The ERC Program is too broad and infringed their and their children’s right to freedom of conscience and religion. These parents sincerely believe that they have an obligation to pass on the precepts of the Catholic religion to their children and that ERC Program prevents that.
They further claim that the ERC Program is not in fact neutral and that students following the ERC course would be exposed to a form of relativism which would interfere with their ability to pass their faith on to their children. They also maintain that exposing children to various religious facts is confusing for them.
In substance, they argue that the mandatory nature of the program infringes their freedom of religion.
The director of educational resources for young students denied the exemptions.

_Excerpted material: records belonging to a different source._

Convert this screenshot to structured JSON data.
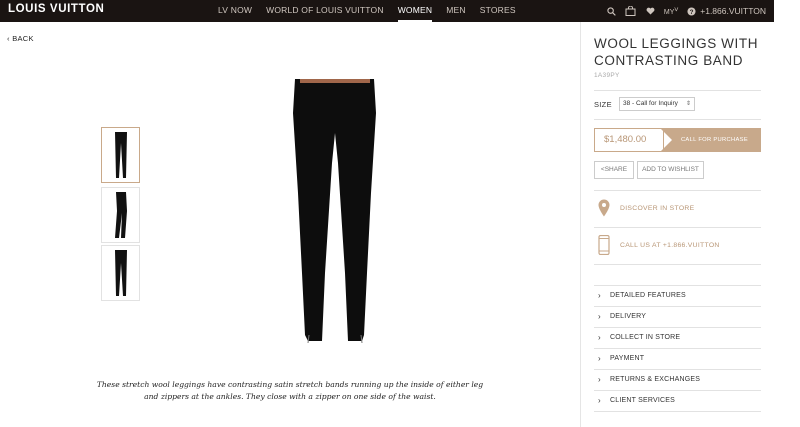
{
  "header": {
    "logo": "LOUIS VUITTON",
    "nav": [
      "LV NOW",
      "WORLD OF LOUIS VUITTON",
      "WOMEN",
      "MEN",
      "STORES"
    ],
    "active_nav": "WOMEN",
    "myl_label": "MY",
    "phone": "+1.866.VUITTON"
  },
  "back_label": "BACK",
  "product": {
    "title": "WOOL LEGGINGS WITH CONTRASTING BAND",
    "sku": "1A39PY",
    "size_label": "SIZE",
    "size_value": "38 - Call for Inquiry",
    "price": "$1,480.00",
    "call_button": "CALL FOR PURCHASE",
    "share_label": "SHARE",
    "wishlist_label": "ADD TO WISHLIST",
    "discover_label": "DISCOVER IN STORE",
    "call_us_label": "CALL US AT +1.866.VUITTON",
    "description": "These stretch wool leggings have contrasting satin stretch bands running up the inside of either leg and zippers at the ankles. They close with a zipper on one side of the waist.",
    "accordion": [
      "DETAILED FEATURES",
      "DELIVERY",
      "COLLECT IN STORE",
      "PAYMENT",
      "RETURNS & EXCHANGES",
      "CLIENT SERVICES"
    ]
  },
  "colors": {
    "topbar": "#1a1412",
    "accent_gold": "#c8a98b",
    "accent_text": "#b89676"
  },
  "icons": [
    "search-icon",
    "shopping-bag-icon",
    "heart-icon",
    "help-icon",
    "location-pin-icon",
    "mobile-phone-icon",
    "share-icon",
    "chevron-right-icon"
  ]
}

Several court challenges were launched against the ERC’s compulsory nature. Two parents from Drummondville persisted, and with the support of several Christian groups and civil liberties advocacy groups, they brought their assertion all the way to the Supreme Court of Canada.
On February 17, 2012, the highest court in Canada unanimously disagreed with them and dismissed their case. Writing for the majority, Justice Marie Deschamps said the parents failed to show that the ERC course interfered with their ability to transmit their faith to their children stating:
Parents are free to pass their personal beliefs on to their children if they so wish. However, the early exposure of children to realities that differ from those in their immediate family environment is a fact of life in society. …
The evidence demonstrates, firstly, that the Ministère’s formal purpose does not appear to have been to transmit a philosophy based on relativism or to influence young people’s specific beliefs. Exposing children to a comprehensive presentation of various religions without forcing the children to join them does not constitute an indoctrination of students that would infringe the freedom of religion of [the students in question]. Furthermore, the early exposure of children to realities that differ from those in their immediate family environment is a fact of life in society.
Such exposure “can be a source of friction,” Deschamps acknowledged, but it does not infringe the children’s or parents’ freedom or religion. Allowing children to opt out of the course would be “a rejection of the multicultural reality of Canadian society and ignores the Quebec government’s obligations with regard to public education,” the Court ruled.
Therefore, the trial judge did not err in holding that the school board’s refusal to exempt their children from the ERC course did not violate their constitutional right.
Justice LeBel with Justice Fish concurring wrote separate reasons as to why the appeal is dismissed but of importance is the statement,
The state of the record, however, also does not permit to conclude that the ERC Program and its implementation could not, in the future, possibly infringe the rights granted to L and J and persons in the same situation…
The single textbook filed in the record may cause some confusion in terms of the way it presents the connection between the program’s religious content and its ethical content. For example, does the content of the Christmas‑related exercises for six‑year‑old students encourage the transformation of an experience and tradition into a form of folklore consisting merely of stories about mice or surprising neighbours? These are some potential questions and concerns. The record before this Court does not make it possible to respond to them. However, the legal situation could change during the existence of the ERC Program.
Leaving the door open for future challenges on possible infringements due to the ERC program.
Knowing the elements of different cultures and religions around us is not bad or wrong. Learning how to interact and respect persons with different cultures and religions should be encouraged. However, I do not agree that the course should be made mandatory. Parents with elementary- and secondary-aged students should be provided with a choice between religious or ethics instruction. Taking away that choice is where the problem lies and the story will not end there.